## Work to complete
Set every record down again, exactly and completely.

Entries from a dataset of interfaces
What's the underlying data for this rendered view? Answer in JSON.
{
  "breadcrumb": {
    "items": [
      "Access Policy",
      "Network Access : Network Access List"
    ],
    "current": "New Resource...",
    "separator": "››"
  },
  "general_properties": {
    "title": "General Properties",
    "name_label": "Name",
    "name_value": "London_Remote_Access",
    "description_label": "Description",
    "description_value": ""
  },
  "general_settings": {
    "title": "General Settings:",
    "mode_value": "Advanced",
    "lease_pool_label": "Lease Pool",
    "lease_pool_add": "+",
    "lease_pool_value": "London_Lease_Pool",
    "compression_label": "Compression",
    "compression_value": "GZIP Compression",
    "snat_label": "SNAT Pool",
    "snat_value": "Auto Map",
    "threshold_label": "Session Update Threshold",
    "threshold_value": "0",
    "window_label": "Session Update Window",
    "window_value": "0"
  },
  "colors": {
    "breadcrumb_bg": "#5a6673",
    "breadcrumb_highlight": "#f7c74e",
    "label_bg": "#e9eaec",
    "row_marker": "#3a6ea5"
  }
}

## Expected answer
What's the underlying data for this rendered view? Answer in JSON.
{
  "breadcrumb": {
    "items": [
      "Access Policy",
      "Network Access : Network Access List"
    ],
    "current": "New Resource...",
    "separator": "››"
  },
  "general_properties": {
    "title": "General Properties",
    "name_label": "Name",
    "name_value": "London_Remote_Access",
    "description_label": "Description",
    "description_value": ""
  },
  "general_settings": {
    "title": "General Settings:",
    "mode_value": "Advanced",
    "lease_pool_label": "Lease Pool",
    "lease_pool_add": "+",
    "lease_pool_value": "London_Lease_Pool",
    "compression_label": "Compression",
    "compression_value": "GZIP Compression",
    "snat_label": "SNAT Pool",
    "snat_value": "Auto Map",
    "threshold_label": "Session Update Threshold",
    "threshold_value": "0",
    "window_label": "Session Update Window",
    "window_value": "0"
  },
  "colors": {
    "breadcrumb_bg": "#5a6673",
    "breadcrumb_highlight": "#f7c74e",
    "label_bg": "#e9eaec",
    "row_marker": "#3a6ea5"
  }
}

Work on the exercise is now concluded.